Source data:
%%
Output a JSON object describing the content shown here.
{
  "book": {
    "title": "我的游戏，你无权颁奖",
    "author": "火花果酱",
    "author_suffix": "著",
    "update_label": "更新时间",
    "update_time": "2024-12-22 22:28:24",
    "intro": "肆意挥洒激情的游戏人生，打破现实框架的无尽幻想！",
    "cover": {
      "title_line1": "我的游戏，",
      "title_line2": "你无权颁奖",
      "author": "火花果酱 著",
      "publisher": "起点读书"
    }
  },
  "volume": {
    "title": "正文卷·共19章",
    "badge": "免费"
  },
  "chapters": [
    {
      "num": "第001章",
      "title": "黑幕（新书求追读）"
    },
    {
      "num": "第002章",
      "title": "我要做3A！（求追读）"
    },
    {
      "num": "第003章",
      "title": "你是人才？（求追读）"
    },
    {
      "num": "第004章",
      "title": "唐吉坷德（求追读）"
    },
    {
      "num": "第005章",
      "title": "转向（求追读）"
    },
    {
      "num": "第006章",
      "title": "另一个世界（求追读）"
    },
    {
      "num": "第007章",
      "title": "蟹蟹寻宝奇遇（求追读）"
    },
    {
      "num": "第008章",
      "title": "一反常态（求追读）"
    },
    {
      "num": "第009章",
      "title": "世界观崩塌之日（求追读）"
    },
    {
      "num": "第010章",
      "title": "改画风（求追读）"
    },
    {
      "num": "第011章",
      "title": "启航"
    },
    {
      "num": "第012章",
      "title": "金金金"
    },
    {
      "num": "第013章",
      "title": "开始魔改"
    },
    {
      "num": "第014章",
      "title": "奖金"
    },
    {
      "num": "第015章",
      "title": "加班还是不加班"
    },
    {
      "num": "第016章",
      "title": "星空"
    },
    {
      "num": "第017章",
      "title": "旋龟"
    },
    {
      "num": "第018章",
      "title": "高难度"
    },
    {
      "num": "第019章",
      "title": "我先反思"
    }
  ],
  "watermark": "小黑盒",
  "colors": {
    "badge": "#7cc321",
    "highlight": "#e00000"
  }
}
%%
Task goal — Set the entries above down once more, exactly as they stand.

Your response —
Output a JSON object describing the content shown here.
{
  "book": {
    "title": "我的游戏，你无权颁奖",
    "author": "火花果酱",
    "author_suffix": "著",
    "update_label": "更新时间",
    "update_time": "2024-12-22 22:28:24",
    "intro": "肆意挥洒激情的游戏人生，打破现实框架的无尽幻想！",
    "cover": {
      "title_line1": "我的游戏，",
      "title_line2": "你无权颁奖",
      "author": "火花果酱 著",
      "publisher": "起点读书"
    }
  },
  "volume": {
    "title": "正文卷·共19章",
    "badge": "免费"
  },
  "chapters": [
    {
      "num": "第001章",
      "title": "黑幕（新书求追读）"
    },
    {
      "num": "第002章",
      "title": "我要做3A！（求追读）"
    },
    {
      "num": "第003章",
      "title": "你是人才？（求追读）"
    },
    {
      "num": "第004章",
      "title": "唐吉坷德（求追读）"
    },
    {
      "num": "第005章",
      "title": "转向（求追读）"
    },
    {
      "num": "第006章",
      "title": "另一个世界（求追读）"
    },
    {
      "num": "第007章",
      "title": "蟹蟹寻宝奇遇（求追读）"
    },
    {
      "num": "第008章",
      "title": "一反常态（求追读）"
    },
    {
      "num": "第009章",
      "title": "世界观崩塌之日（求追读）"
    },
    {
      "num": "第010章",
      "title": "改画风（求追读）"
    },
    {
      "num": "第011章",
      "title": "启航"
    },
    {
      "num": "第012章",
      "title": "金金金"
    },
    {
      "num": "第013章",
      "title": "开始魔改"
    },
    {
      "num": "第014章",
      "title": "奖金"
    },
    {
      "num": "第015章",
      "title": "加班还是不加班"
    },
    {
      "num": "第016章",
      "title": "星空"
    },
    {
      "num": "第017章",
      "title": "旋龟"
    },
    {
      "num": "第018章",
      "title": "高难度"
    },
    {
      "num": "第019章",
      "title": "我先反思"
    }
  ],
  "watermark": "小黑盒",
  "colors": {
    "badge": "#7cc321",
    "highlight": "#e00000"
  }
}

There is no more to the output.